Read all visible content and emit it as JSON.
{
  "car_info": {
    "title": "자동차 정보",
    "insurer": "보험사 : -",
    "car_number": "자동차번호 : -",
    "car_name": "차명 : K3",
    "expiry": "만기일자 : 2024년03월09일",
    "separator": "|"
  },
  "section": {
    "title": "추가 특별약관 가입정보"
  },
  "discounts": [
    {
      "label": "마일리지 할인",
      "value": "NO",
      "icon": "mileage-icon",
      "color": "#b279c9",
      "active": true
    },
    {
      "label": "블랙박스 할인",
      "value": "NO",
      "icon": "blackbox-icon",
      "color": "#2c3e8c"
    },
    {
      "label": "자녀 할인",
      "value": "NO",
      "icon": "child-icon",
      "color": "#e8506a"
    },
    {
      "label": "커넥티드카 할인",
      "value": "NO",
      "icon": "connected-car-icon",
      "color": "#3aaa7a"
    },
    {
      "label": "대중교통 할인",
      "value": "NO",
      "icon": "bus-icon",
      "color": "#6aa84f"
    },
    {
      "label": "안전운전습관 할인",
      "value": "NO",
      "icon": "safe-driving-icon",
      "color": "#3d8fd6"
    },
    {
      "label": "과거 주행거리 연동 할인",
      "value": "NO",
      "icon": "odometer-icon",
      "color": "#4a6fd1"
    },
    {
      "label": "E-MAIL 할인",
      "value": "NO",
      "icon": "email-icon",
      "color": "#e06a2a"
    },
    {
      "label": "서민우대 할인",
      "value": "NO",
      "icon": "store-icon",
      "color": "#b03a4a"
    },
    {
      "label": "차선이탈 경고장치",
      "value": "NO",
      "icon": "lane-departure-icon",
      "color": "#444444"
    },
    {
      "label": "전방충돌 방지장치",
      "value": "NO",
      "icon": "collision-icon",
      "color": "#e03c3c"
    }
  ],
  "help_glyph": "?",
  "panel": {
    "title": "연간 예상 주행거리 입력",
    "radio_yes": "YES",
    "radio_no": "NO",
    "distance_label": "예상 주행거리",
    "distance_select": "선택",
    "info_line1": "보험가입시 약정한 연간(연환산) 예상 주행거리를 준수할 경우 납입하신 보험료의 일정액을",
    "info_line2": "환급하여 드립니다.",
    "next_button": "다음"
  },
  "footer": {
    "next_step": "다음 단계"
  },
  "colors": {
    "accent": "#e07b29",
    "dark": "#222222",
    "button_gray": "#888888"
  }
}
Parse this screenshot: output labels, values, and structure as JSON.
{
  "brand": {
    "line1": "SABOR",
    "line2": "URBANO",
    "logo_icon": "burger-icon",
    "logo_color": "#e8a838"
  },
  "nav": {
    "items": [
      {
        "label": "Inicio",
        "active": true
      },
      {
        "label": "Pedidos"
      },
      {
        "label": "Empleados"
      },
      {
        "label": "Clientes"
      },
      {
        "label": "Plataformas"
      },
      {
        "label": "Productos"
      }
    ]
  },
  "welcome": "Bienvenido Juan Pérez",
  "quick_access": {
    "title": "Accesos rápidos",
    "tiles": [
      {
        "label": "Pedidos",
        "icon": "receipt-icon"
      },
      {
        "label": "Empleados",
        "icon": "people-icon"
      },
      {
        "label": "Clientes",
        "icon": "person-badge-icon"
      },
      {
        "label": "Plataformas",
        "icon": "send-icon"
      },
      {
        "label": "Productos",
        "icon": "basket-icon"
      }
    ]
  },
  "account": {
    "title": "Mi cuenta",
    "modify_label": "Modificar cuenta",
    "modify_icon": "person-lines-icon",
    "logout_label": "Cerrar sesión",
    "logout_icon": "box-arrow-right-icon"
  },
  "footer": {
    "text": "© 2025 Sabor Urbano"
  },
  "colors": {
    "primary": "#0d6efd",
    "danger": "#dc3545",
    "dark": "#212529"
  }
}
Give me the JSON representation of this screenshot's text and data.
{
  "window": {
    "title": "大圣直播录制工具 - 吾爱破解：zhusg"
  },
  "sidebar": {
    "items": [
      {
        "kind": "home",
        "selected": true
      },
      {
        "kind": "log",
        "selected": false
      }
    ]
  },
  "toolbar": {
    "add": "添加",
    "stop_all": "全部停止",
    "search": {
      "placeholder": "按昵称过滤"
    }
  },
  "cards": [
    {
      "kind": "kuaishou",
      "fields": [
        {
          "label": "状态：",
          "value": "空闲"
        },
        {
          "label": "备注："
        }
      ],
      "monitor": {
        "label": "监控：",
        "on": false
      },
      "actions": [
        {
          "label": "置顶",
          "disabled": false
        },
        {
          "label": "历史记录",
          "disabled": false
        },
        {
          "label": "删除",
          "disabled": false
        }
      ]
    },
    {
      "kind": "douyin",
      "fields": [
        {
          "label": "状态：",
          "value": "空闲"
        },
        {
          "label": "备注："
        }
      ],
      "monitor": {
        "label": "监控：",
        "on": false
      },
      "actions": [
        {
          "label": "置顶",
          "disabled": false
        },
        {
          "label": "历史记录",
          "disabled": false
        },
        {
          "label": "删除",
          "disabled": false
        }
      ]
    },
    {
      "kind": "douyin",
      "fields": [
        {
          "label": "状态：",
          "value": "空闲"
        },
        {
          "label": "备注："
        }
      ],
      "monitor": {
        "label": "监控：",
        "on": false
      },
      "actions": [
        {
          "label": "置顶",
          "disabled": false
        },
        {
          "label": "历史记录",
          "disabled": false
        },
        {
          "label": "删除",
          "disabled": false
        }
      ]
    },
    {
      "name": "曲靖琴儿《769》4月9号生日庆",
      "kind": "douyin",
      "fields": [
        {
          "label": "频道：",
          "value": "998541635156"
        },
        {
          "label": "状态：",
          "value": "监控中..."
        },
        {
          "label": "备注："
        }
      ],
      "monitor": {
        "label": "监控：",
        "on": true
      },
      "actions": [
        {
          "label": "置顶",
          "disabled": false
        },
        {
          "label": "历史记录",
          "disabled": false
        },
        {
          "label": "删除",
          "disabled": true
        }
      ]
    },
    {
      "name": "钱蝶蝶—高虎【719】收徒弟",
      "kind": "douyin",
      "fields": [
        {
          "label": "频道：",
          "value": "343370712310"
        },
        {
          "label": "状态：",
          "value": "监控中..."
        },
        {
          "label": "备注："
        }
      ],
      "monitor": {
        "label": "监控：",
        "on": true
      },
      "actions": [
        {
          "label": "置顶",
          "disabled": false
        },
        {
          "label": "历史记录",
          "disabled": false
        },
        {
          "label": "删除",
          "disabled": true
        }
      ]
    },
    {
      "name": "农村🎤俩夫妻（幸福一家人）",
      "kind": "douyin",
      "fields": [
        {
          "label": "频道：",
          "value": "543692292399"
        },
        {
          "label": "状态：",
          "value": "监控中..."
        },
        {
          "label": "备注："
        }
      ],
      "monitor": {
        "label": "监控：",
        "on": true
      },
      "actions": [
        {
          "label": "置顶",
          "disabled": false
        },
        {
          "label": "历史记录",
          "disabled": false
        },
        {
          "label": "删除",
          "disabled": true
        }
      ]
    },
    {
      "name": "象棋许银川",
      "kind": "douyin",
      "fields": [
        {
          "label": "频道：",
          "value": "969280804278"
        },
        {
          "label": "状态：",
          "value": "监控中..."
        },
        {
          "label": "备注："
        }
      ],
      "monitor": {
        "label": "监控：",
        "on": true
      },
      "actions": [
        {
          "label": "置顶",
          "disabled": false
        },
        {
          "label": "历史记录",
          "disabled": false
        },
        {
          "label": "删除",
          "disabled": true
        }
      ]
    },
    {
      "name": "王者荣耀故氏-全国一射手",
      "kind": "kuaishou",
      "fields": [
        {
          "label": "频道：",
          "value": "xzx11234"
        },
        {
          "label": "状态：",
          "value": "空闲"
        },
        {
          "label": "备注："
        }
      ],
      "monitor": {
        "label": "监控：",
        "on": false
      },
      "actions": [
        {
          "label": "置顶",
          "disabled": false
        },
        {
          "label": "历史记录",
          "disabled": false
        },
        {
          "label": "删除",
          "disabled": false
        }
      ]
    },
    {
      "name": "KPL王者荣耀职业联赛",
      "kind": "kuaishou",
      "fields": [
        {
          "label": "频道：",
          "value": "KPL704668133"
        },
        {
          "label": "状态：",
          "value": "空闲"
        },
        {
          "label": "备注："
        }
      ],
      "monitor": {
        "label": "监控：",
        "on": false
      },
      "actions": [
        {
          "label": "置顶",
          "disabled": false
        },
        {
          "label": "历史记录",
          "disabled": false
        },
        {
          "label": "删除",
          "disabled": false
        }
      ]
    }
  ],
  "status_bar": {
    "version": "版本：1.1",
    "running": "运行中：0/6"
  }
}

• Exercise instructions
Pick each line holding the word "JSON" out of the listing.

• Result
Read all visible content and emit it as JSON.
Parse this screenshot: output labels, values, and structure as JSON.
Give me the JSON representation of this screenshot's text and data.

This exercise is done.